[What is expected]
Copy the data below. Keep every line exactly as it is.

Interface dataset entries:
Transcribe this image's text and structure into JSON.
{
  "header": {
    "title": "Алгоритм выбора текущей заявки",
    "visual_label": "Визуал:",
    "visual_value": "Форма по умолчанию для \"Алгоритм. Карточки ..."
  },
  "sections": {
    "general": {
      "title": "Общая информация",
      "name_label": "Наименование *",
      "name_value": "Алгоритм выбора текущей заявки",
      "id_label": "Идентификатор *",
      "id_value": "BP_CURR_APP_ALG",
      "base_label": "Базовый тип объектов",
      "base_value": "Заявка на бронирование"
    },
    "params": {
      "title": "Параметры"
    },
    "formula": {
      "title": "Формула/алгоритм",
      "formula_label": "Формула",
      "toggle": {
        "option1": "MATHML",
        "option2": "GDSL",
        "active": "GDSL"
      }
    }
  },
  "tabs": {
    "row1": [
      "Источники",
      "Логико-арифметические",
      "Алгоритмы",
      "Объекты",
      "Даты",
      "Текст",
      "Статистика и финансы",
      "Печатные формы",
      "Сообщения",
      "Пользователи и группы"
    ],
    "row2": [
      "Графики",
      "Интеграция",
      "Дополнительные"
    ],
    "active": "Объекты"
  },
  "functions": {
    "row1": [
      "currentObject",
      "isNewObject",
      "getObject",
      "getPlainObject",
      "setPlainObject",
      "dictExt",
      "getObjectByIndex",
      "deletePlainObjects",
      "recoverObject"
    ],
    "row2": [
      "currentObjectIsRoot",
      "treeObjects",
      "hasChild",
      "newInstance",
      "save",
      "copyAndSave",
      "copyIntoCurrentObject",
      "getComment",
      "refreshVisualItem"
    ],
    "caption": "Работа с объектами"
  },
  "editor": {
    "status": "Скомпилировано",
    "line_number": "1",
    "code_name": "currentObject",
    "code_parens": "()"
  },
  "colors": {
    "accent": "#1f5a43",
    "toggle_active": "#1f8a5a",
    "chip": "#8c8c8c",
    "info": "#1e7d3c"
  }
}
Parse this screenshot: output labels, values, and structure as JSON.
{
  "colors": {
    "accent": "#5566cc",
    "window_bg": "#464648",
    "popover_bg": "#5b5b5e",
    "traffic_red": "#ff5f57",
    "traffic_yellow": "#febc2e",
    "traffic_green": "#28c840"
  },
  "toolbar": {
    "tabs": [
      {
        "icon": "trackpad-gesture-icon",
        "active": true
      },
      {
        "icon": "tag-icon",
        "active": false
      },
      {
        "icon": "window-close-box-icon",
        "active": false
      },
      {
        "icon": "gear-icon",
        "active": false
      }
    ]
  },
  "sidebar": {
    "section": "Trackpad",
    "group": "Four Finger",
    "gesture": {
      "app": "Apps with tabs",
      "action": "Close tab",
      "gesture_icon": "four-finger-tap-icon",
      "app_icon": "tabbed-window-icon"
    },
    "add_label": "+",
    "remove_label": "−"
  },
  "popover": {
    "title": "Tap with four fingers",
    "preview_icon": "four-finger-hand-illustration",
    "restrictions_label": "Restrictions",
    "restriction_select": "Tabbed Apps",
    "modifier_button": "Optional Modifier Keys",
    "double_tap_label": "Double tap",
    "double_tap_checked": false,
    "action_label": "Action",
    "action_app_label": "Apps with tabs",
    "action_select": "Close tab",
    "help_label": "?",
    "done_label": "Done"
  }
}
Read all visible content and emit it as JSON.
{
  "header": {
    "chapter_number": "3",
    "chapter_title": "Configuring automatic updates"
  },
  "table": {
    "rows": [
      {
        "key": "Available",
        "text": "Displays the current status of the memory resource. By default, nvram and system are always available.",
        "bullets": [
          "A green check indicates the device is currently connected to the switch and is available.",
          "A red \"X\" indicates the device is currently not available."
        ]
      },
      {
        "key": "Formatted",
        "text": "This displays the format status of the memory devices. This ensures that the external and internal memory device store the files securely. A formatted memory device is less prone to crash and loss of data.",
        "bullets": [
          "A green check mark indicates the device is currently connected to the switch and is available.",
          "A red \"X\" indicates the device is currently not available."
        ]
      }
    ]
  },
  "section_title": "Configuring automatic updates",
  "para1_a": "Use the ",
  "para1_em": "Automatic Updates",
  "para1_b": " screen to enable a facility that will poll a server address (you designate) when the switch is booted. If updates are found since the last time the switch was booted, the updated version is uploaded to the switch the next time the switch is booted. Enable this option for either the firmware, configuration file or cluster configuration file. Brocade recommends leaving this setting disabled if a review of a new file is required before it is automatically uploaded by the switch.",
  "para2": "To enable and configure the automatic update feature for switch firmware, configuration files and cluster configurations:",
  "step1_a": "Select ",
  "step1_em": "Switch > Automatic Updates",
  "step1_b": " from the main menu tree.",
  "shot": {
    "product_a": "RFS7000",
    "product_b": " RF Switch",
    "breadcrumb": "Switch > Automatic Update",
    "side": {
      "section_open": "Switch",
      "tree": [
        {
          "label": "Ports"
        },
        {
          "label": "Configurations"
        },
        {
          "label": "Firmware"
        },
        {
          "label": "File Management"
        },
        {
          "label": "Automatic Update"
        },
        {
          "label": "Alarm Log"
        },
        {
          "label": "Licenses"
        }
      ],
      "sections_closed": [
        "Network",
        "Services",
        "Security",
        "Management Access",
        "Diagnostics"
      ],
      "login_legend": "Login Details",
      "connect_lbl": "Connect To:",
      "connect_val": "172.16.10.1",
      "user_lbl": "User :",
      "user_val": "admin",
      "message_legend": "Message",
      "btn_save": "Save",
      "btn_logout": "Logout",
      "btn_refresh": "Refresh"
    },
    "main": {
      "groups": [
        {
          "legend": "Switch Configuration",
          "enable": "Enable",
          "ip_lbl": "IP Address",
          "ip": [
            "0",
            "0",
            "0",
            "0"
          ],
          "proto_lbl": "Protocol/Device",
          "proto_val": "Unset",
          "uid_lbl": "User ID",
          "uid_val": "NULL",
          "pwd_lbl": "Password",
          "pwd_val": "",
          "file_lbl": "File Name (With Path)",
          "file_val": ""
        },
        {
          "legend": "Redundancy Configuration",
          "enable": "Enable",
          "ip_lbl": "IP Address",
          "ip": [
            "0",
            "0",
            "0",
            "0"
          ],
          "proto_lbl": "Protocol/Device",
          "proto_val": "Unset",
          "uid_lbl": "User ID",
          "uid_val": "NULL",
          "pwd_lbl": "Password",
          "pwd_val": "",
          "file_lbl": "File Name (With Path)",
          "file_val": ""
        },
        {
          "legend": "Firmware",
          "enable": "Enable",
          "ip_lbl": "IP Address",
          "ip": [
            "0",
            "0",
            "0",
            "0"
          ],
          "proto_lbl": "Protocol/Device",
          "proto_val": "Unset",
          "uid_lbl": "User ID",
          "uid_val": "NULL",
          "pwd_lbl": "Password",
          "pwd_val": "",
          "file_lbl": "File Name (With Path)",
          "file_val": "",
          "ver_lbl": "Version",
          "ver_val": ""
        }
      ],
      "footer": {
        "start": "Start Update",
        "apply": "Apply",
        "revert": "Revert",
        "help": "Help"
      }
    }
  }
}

[Answer for the task]
Transcribe this image's text and structure into JSON.
{
  "header": {
    "title": "Алгоритм выбора текущей заявки",
    "visual_label": "Визуал:",
    "visual_value": "Форма по умолчанию для \"Алгоритм. Карточки ..."
  },
  "sections": {
    "general": {
      "title": "Общая информация",
      "name_label": "Наименование *",
      "name_value": "Алгоритм выбора текущей заявки",
      "id_label": "Идентификатор *",
      "id_value": "BP_CURR_APP_ALG",
      "base_label": "Базовый тип объектов",
      "base_value": "Заявка на бронирование"
    },
    "params": {
      "title": "Параметры"
    },
    "formula": {
      "title": "Формула/алгоритм",
      "formula_label": "Формула",
      "toggle": {
        "option1": "MATHML",
        "option2": "GDSL",
        "active": "GDSL"
      }
    }
  },
  "tabs": {
    "row1": [
      "Источники",
      "Логико-арифметические",
      "Алгоритмы",
      "Объекты",
      "Даты",
      "Текст",
      "Статистика и финансы",
      "Печатные формы",
      "Сообщения",
      "Пользователи и группы"
    ],
    "row2": [
      "Графики",
      "Интеграция",
      "Дополнительные"
    ],
    "active": "Объекты"
  },
  "functions": {
    "row1": [
      "currentObject",
      "isNewObject",
      "getObject",
      "getPlainObject",
      "setPlainObject",
      "dictExt",
      "getObjectByIndex",
      "deletePlainObjects",
      "recoverObject"
    ],
    "row2": [
      "currentObjectIsRoot",
      "treeObjects",
      "hasChild",
      "newInstance",
      "save",
      "copyAndSave",
      "copyIntoCurrentObject",
      "getComment",
      "refreshVisualItem"
    ],
    "caption": "Работа с объектами"
  },
  "editor": {
    "status": "Скомпилировано",
    "line_number": "1",
    "code_name": "currentObject",
    "code_parens": "()"
  },
  "colors": {
    "accent": "#1f5a43",
    "toggle_active": "#1f8a5a",
    "chip": "#8c8c8c",
    "info": "#1e7d3c"
  }
}
Parse this screenshot: output labels, values, and structure as JSON.
{
  "colors": {
    "accent": "#5566cc",
    "window_bg": "#464648",
    "popover_bg": "#5b5b5e",
    "traffic_red": "#ff5f57",
    "traffic_yellow": "#febc2e",
    "traffic_green": "#28c840"
  },
  "toolbar": {
    "tabs": [
      {
        "icon": "trackpad-gesture-icon",
        "active": true
      },
      {
        "icon": "tag-icon",
        "active": false
      },
      {
        "icon": "window-close-box-icon",
        "active": false
      },
      {
        "icon": "gear-icon",
        "active": false
      }
    ]
  },
  "sidebar": {
    "section": "Trackpad",
    "group": "Four Finger",
    "gesture": {
      "app": "Apps with tabs",
      "action": "Close tab",
      "gesture_icon": "four-finger-tap-icon",
      "app_icon": "tabbed-window-icon"
    },
    "add_label": "+",
    "remove_label": "−"
  },
  "popover": {
    "title": "Tap with four fingers",
    "preview_icon": "four-finger-hand-illustration",
    "restrictions_label": "Restrictions",
    "restriction_select": "Tabbed Apps",
    "modifier_button": "Optional Modifier Keys",
    "double_tap_label": "Double tap",
    "double_tap_checked": false,
    "action_label": "Action",
    "action_app_label": "Apps with tabs",
    "action_select": "Close tab",
    "help_label": "?",
    "done_label": "Done"
  }
}
Read all visible content and emit it as JSON.
{
  "header": {
    "chapter_number": "3",
    "chapter_title": "Configuring automatic updates"
  },
  "table": {
    "rows": [
      {
        "key": "Available",
        "text": "Displays the current status of the memory resource. By default, nvram and system are always available.",
        "bullets": [
          "A green check indicates the device is currently connected to the switch and is available.",
          "A red \"X\" indicates the device is currently not available."
        ]
      },
      {
        "key": "Formatted",
        "text": "This displays the format status of the memory devices. This ensures that the external and internal memory device store the files securely. A formatted memory device is less prone to crash and loss of data.",
        "bullets": [
          "A green check mark indicates the device is currently connected to the switch and is available.",
          "A red \"X\" indicates the device is currently not available."
        ]
      }
    ]
  },
  "section_title": "Configuring automatic updates",
  "para1_a": "Use the ",
  "para1_em": "Automatic Updates",
  "para1_b": " screen to enable a facility that will poll a server address (you designate) when the switch is booted. If updates are found since the last time the switch was booted, the updated version is uploaded to the switch the next time the switch is booted. Enable this option for either the firmware, configuration file or cluster configuration file. Brocade recommends leaving this setting disabled if a review of a new file is required before it is automatically uploaded by the switch.",
  "para2": "To enable and configure the automatic update feature for switch firmware, configuration files and cluster configurations:",
  "step1_a": "Select ",
  "step1_em": "Switch > Automatic Updates",
  "step1_b": " from the main menu tree.",
  "shot": {
    "product_a": "RFS7000",
    "product_b": " RF Switch",
    "breadcrumb": "Switch > Automatic Update",
    "side": {
      "section_open": "Switch",
      "tree": [
        {
          "label": "Ports"
        },
        {
          "label": "Configurations"
        },
        {
          "label": "Firmware"
        },
        {
          "label": "File Management"
        },
        {
          "label": "Automatic Update"
        },
        {
          "label": "Alarm Log"
        },
        {
          "label": "Licenses"
        }
      ],
      "sections_closed": [
        "Network",
        "Services",
        "Security",
        "Management Access",
        "Diagnostics"
      ],
      "login_legend": "Login Details",
      "connect_lbl": "Connect To:",
      "connect_val": "172.16.10.1",
      "user_lbl": "User :",
      "user_val": "admin",
      "message_legend": "Message",
      "btn_save": "Save",
      "btn_logout": "Logout",
      "btn_refresh": "Refresh"
    },
    "main": {
      "groups": [
        {
          "legend": "Switch Configuration",
          "enable": "Enable",
          "ip_lbl": "IP Address",
          "ip": [
            "0",
            "0",
            "0",
            "0"
          ],
          "proto_lbl": "Protocol/Device",
          "proto_val": "Unset",
          "uid_lbl": "User ID",
          "uid_val": "NULL",
          "pwd_lbl": "Password",
          "pwd_val": "",
          "file_lbl": "File Name (With Path)",
          "file_val": ""
        },
        {
          "legend": "Redundancy Configuration",
          "enable": "Enable",
          "ip_lbl": "IP Address",
          "ip": [
            "0",
            "0",
            "0",
            "0"
          ],
          "proto_lbl": "Protocol/Device",
          "proto_val": "Unset",
          "uid_lbl": "User ID",
          "uid_val": "NULL",
          "pwd_lbl": "Password",
          "pwd_val": "",
          "file_lbl": "File Name (With Path)",
          "file_val": ""
        },
        {
          "legend": "Firmware",
          "enable": "Enable",
          "ip_lbl": "IP Address",
          "ip": [
            "0",
            "0",
            "0",
            "0"
          ],
          "proto_lbl": "Protocol/Device",
          "proto_val": "Unset",
          "uid_lbl": "User ID",
          "uid_val": "NULL",
          "pwd_lbl": "Password",
          "pwd_val": "",
          "file_lbl": "File Name (With Path)",
          "file_val": "",
          "ver_lbl": "Version",
          "ver_val": ""
        }
      ],
      "footer": {
        "start": "Start Update",
        "apply": "Apply",
        "revert": "Revert",
        "help": "Help"
      }
    }
  }
}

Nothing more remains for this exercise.